Excerpts from an interface dataset:
-.-.-
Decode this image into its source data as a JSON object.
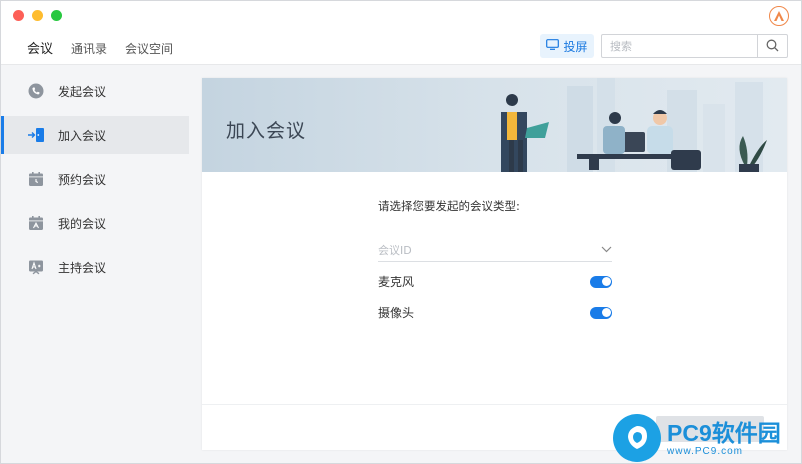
{
  "nav": {
    "items": [
      {
        "label": "会议",
        "active": true
      },
      {
        "label": "通讯录",
        "active": false
      },
      {
        "label": "会议空间",
        "active": false
      }
    ],
    "cast_label": "投屏",
    "search_placeholder": "搜索"
  },
  "sidebar": {
    "items": [
      {
        "label": "发起会议",
        "icon": "phone-icon",
        "active": false
      },
      {
        "label": "加入会议",
        "icon": "join-door-icon",
        "active": true
      },
      {
        "label": "预约会议",
        "icon": "calendar-clock-icon",
        "active": false
      },
      {
        "label": "我的会议",
        "icon": "calendar-user-icon",
        "active": false
      },
      {
        "label": "主持会议",
        "icon": "host-presenter-icon",
        "active": false
      }
    ]
  },
  "main": {
    "title": "加入会议",
    "prompt": "请选择您要发起的会议类型:",
    "meeting_id_placeholder": "会议ID",
    "toggles": [
      {
        "label": "麦克风",
        "on": true
      },
      {
        "label": "摄像头",
        "on": true
      }
    ]
  },
  "watermark": {
    "main": "PC9软件园",
    "sub": "www.PC9.com"
  },
  "colors": {
    "accent": "#1a7ce8",
    "watermark": "#1b8fd9"
  }
}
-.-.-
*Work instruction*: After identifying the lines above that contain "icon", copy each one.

*Written answer*:
        "icon": "phone-icon",
        "icon": "join-door-icon",
        "icon": "calendar-clock-icon",
        "icon": "calendar-user-icon",
        "icon": "host-presenter-icon",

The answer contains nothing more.